ACTIVITY
All lines of the entries with "Einfügen" in them must be listed.

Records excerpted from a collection
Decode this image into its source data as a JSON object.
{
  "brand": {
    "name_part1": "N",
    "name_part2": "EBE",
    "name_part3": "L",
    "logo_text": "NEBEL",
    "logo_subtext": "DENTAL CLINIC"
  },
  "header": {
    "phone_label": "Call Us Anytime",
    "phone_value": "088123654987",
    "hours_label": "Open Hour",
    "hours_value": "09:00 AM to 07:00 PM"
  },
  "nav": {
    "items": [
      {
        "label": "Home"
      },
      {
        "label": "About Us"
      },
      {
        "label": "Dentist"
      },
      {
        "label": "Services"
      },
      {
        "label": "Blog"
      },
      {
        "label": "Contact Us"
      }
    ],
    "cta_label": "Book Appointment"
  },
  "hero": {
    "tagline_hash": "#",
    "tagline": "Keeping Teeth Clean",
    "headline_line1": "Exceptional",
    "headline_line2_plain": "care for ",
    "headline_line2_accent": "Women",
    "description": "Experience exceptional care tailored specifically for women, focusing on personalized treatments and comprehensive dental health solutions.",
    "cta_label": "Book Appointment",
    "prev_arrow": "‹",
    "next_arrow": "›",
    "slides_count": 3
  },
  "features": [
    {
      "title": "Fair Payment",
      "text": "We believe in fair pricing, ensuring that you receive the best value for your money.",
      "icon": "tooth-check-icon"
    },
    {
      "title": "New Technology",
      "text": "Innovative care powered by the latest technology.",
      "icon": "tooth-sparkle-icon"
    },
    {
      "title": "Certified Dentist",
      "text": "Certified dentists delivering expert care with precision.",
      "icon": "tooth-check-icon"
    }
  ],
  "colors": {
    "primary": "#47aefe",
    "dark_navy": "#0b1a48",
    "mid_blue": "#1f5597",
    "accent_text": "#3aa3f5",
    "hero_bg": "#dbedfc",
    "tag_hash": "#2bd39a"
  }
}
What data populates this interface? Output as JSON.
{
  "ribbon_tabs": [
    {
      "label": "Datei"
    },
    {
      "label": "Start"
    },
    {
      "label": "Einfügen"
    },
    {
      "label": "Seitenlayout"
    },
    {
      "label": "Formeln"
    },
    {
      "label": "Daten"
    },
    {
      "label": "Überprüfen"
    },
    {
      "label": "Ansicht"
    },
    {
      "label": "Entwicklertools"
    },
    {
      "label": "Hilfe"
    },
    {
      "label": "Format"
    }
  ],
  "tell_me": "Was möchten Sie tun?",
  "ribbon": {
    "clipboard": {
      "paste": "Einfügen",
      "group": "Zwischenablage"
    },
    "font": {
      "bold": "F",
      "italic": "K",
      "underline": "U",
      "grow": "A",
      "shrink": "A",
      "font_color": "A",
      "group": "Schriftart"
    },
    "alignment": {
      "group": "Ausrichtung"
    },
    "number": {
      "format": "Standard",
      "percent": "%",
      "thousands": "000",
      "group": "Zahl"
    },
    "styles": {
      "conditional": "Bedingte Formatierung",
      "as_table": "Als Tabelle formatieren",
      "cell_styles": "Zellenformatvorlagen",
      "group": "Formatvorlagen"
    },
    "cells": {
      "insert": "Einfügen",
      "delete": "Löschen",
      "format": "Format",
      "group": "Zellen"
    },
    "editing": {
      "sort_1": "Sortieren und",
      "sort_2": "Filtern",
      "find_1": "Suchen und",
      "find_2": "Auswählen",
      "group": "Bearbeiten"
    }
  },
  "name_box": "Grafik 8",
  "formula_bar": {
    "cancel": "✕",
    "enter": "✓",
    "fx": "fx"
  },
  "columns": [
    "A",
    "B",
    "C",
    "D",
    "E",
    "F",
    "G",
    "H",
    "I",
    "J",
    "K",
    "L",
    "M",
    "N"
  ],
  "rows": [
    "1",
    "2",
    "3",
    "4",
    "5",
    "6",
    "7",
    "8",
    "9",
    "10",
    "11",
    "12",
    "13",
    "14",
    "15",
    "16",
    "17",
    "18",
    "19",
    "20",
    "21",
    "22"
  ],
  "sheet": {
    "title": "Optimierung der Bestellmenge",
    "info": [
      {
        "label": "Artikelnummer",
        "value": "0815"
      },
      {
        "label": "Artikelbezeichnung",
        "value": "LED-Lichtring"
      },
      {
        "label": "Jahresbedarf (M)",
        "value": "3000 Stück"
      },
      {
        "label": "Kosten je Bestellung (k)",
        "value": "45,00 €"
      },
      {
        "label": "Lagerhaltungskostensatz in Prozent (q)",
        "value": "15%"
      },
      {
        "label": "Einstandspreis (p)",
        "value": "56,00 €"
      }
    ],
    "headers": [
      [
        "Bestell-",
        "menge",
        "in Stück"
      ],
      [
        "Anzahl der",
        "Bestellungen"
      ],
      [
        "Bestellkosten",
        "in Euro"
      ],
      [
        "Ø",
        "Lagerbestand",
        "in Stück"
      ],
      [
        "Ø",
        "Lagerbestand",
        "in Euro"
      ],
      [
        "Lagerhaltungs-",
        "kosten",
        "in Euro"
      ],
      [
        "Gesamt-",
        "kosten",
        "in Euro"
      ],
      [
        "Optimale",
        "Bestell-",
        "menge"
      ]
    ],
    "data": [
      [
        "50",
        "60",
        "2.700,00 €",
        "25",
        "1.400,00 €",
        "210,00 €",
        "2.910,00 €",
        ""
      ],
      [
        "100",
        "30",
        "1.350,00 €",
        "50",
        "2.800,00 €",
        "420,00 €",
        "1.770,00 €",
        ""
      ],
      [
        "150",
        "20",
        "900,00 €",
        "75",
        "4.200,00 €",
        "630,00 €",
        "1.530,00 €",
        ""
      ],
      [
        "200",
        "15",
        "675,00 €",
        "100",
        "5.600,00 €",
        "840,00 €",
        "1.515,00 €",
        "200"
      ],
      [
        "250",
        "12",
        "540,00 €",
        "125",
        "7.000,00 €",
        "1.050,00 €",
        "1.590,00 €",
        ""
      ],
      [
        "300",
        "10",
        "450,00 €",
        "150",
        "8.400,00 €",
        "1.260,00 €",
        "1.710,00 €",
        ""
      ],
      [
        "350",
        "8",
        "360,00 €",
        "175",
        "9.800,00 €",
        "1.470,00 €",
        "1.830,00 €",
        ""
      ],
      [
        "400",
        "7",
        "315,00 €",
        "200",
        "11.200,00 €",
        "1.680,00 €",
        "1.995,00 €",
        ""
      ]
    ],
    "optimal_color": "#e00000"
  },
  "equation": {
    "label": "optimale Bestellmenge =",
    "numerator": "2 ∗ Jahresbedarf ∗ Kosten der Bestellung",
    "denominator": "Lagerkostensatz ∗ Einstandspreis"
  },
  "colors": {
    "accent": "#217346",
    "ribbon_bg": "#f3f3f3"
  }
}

OUTPUT OF THE EXERCISE
      "label": "Einfügen"
      "paste": "Einfügen",
      "insert": "Einfügen",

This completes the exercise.